SOURCE RECORDS:
==*==
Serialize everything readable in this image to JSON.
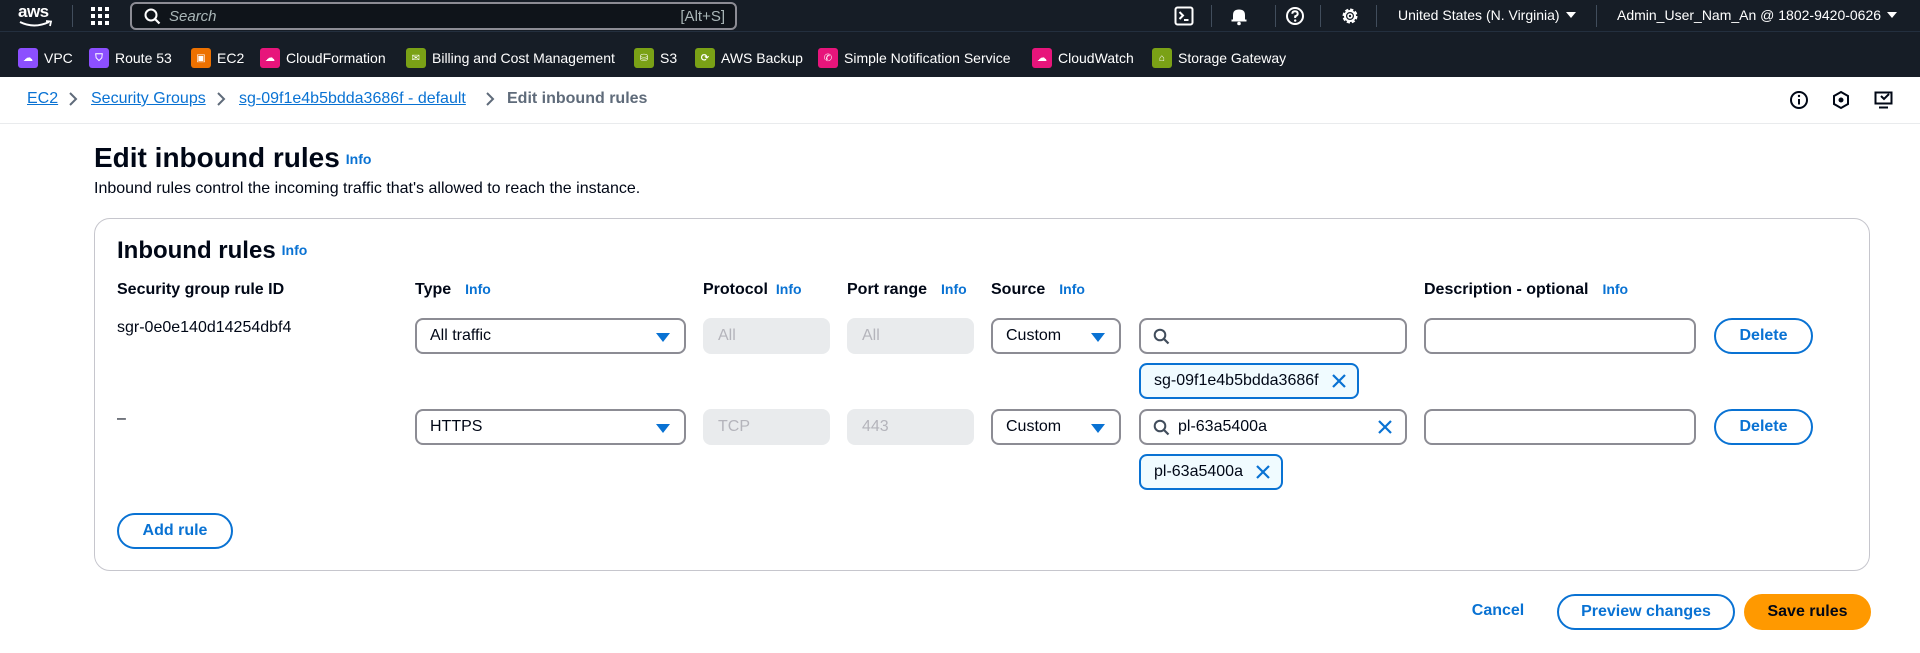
{
  "topnav": {
    "logo_text": "aws",
    "search_placeholder": "Search",
    "search_shortcut": "[Alt+S]",
    "region": "United States (N. Virginia)",
    "account": "Admin_User_Nam_An @ 1802-9420-0626"
  },
  "favorites": [
    {
      "label": "VPC",
      "color": "#8c4fff"
    },
    {
      "label": "Route 53",
      "color": "#8c4fff"
    },
    {
      "label": "EC2",
      "color": "#ed7100"
    },
    {
      "label": "CloudFormation",
      "color": "#e7157b"
    },
    {
      "label": "Billing and Cost Management",
      "color": "#7aa116"
    },
    {
      "label": "S3",
      "color": "#7aa116"
    },
    {
      "label": "AWS Backup",
      "color": "#7aa116"
    },
    {
      "label": "Simple Notification Service",
      "color": "#e7157b"
    },
    {
      "label": "CloudWatch",
      "color": "#e7157b"
    },
    {
      "label": "Storage Gateway",
      "color": "#7aa116"
    }
  ],
  "breadcrumbs": {
    "ec2": "EC2",
    "security_groups": "Security Groups",
    "sg": "sg-09f1e4b5bdda3686f - default",
    "current": "Edit inbound rules"
  },
  "page": {
    "title": "Edit inbound rules",
    "info": "Info",
    "description": "Inbound rules control the incoming traffic that's allowed to reach the instance."
  },
  "container": {
    "title": "Inbound rules",
    "columns": {
      "rule_id": "Security group rule ID",
      "type": "Type",
      "protocol": "Protocol",
      "port_range": "Port range",
      "source": "Source",
      "description": "Description - optional"
    },
    "rules": [
      {
        "rule_id": "sgr-0e0e140d14254dbf4",
        "type": "All traffic",
        "protocol": "All",
        "port_range": "All",
        "source": "Custom",
        "source_search": "",
        "token": "sg-09f1e4b5bdda3686f",
        "description": "",
        "delete_label": "Delete"
      },
      {
        "rule_id": "–",
        "type": "HTTPS",
        "protocol": "TCP",
        "port_range": "443",
        "source": "Custom",
        "source_search": "pl-63a5400a",
        "token": "pl-63a5400a",
        "description": "",
        "delete_label": "Delete"
      }
    ],
    "add_rule_label": "Add rule"
  },
  "footer": {
    "cancel": "Cancel",
    "preview": "Preview changes",
    "save": "Save rules"
  },
  "colors": {
    "nav_bg": "#161d26",
    "link": "#0972d3",
    "primary": "#ff9900"
  }
}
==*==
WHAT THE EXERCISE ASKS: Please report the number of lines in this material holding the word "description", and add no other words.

WRITTEN SOLUTION: 4